Minnesota has landed a commitment from the largest recruit on record, as 6-foot-8, 395-pound offensive tackle Daniel Faalele has committed to the Gophers. Faalele made the announcement on his Twitter page on Saturday night.

A 3-star recruit, Faalele is rated as the No. 29 offensive tackle in the country, according to 247Sports. He listed 20 offers, including from the likes of Alabama, Georgia, Michigan and LSU.

As the story goes, Faalele did not find football; football found him. He was discovered by a recruiter from Hawaii working out at a gym in his native Melbourne, Australia. He attended a Michigan satellite camp in Australia and played this season — his first season in pads — at IMG Academy in Bradenton, Fla.

In making the trip from the Land Down Under to the Land of 10,000 Lakes, Faalele will be joined by a pair of IMG Academy teammates in offensive lineman Curtis Dunlap, Jr., and quarterback Zack Annexstad, who also committed to Minnesota on Saturday.

Those pledges now give Minnesota the 26th best recruiting class in the country and the sixth best in the Big Ten — but the No. 1 class in the Big Ten West — in the 247Sports Composite rankings.

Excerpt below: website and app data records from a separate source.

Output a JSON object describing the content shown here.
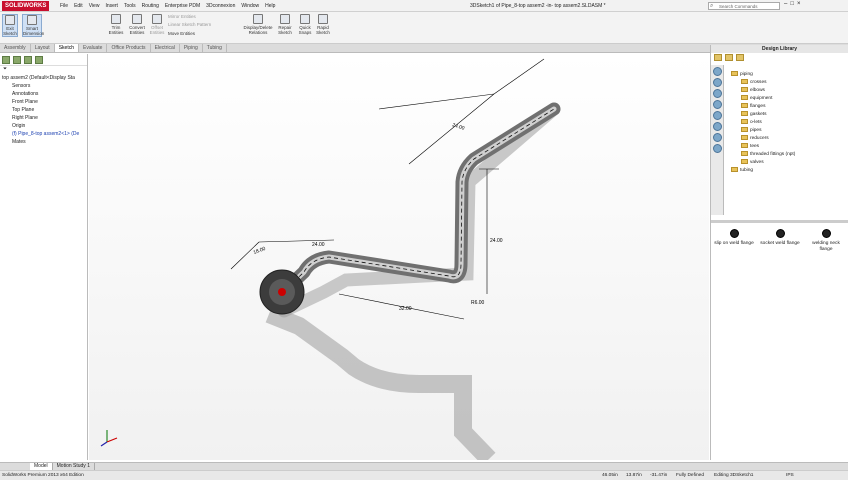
{
  "app": {
    "logo": "SOLIDWORKS",
    "doc_title": "3DSketch1 of Pipe_8-top assem2 -in- top assem2.SLDASM *"
  },
  "menus": [
    "File",
    "Edit",
    "View",
    "Insert",
    "Tools",
    "Routing",
    "Enterprise PDM",
    "3Dconnexion",
    "Window",
    "Help"
  ],
  "search": {
    "placeholder": "Search Commands"
  },
  "ribbon": {
    "buttons": [
      "Exit Sketch",
      "Smart Dimension",
      "Trim Entities",
      "Convert Entities",
      "Offset Entities",
      "Display/Delete Relations",
      "Repair Sketch",
      "Quick Snaps",
      "Rapid Sketch"
    ],
    "small": [
      "Mirror Entities",
      "Linear Sketch Pattern",
      "Move Entities"
    ]
  },
  "tabs": [
    "Assembly",
    "Layout",
    "Sketch",
    "Evaluate",
    "Office Products",
    "Electrical",
    "Piping",
    "Tubing"
  ],
  "active_tab": "Sketch",
  "tree": [
    "top assem2  (Default<Display Sta",
    "Sensors",
    "Annotations",
    "Front Plane",
    "Top Plane",
    "Right Plane",
    "Origin",
    "(f) Pipe_8-top assem2<1> (De",
    "Mates"
  ],
  "dims": {
    "d1": "24.00",
    "d2": "24.00",
    "d3": "18.00",
    "d4": "32.00",
    "r1": "R6.00",
    "d5": "24.00"
  },
  "design_library": {
    "title": "Design Library",
    "items": [
      "piping",
      "crosses",
      "elbows",
      "equipment",
      "flanges",
      "gaskets",
      "o-lets",
      "pipes",
      "reducers",
      "tees",
      "threaded fittings (npt)",
      "valves",
      "tubing"
    ],
    "files": [
      "slip on weld flange",
      "socket weld flange",
      "welding neck flange"
    ]
  },
  "bottom_tabs": [
    "Model",
    "Motion Study 1"
  ],
  "status": {
    "edition": "SolidWorks Premium 2013 x64 Edition",
    "x": "46.05in",
    "y": "13.87in",
    "z": "-31.47in",
    "state": "Fully Defined",
    "editing": "Editing 3DSketch1",
    "units": "IPS"
  }
}
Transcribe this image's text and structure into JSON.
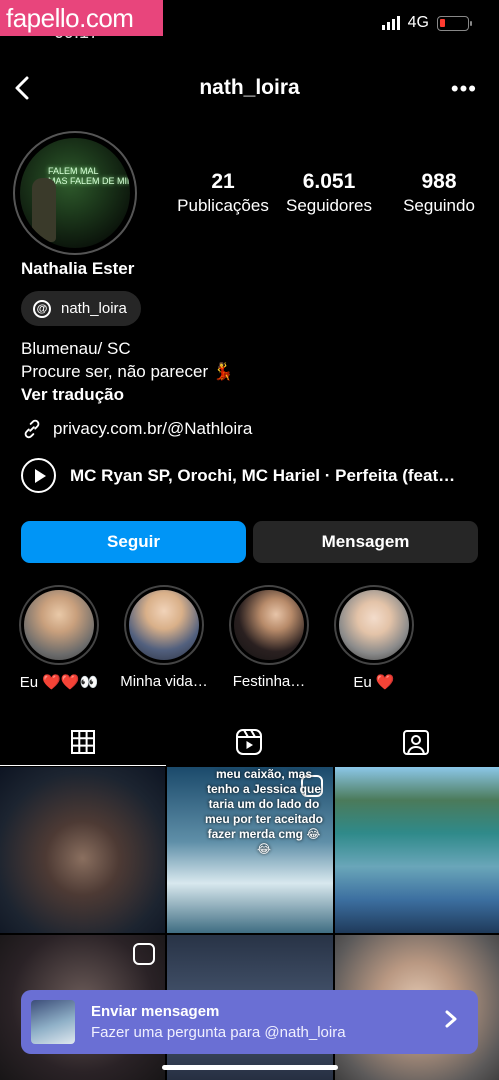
{
  "watermark": "fapello.com",
  "status": {
    "time": "09:17",
    "network": "4G"
  },
  "header": {
    "username": "nath_loira"
  },
  "profile": {
    "stats": [
      {
        "value": "21",
        "label": "Publicações"
      },
      {
        "value": "6.051",
        "label": "Seguidores"
      },
      {
        "value": "988",
        "label": "Seguindo"
      }
    ],
    "name": "Nathalia Ester",
    "threads_handle": "nath_loira",
    "bio_line1": "Blumenau/ SC",
    "bio_line2": "Procure ser, não parecer 💃",
    "translate": "Ver tradução",
    "link": "privacy.com.br/@Nathloira",
    "music": "MC Ryan SP, Orochi, MC Hariel · Perfeita (feat…",
    "avatar_sign": "FALEM MAL\nMAS FALEM DE MIM"
  },
  "buttons": {
    "follow": "Seguir",
    "message": "Mensagem"
  },
  "highlights": [
    {
      "label": "Eu ❤️❤️👀"
    },
    {
      "label": "Minha vida…"
    },
    {
      "label": "Festinha…"
    },
    {
      "label": "Eu ❤️"
    }
  ],
  "grid": {
    "post2_text": "meu caixão, mas tenho a Jessica que taria um do lado do meu por ter aceitado fazer merda cmg 😂😂"
  },
  "toast": {
    "title": "Enviar mensagem",
    "subtitle": "Fazer uma pergunta para @nath_loira"
  }
}
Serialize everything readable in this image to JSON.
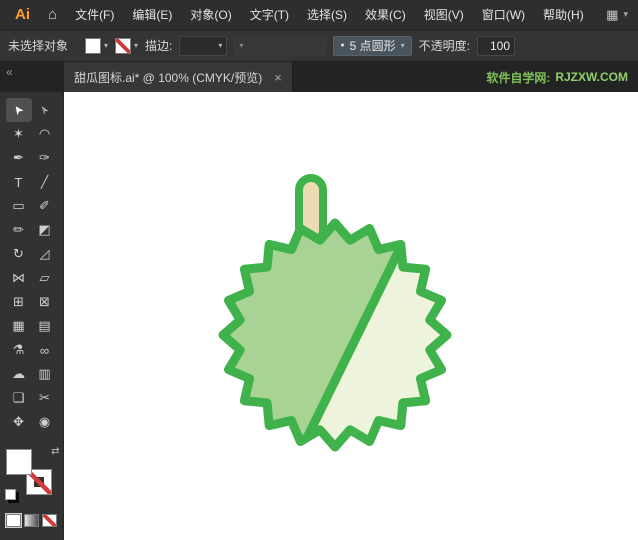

Minnesota’s class may not be the best in the country, but it’s among the biggest — both in size (the Gophers have 25 pledges thus far) and stature.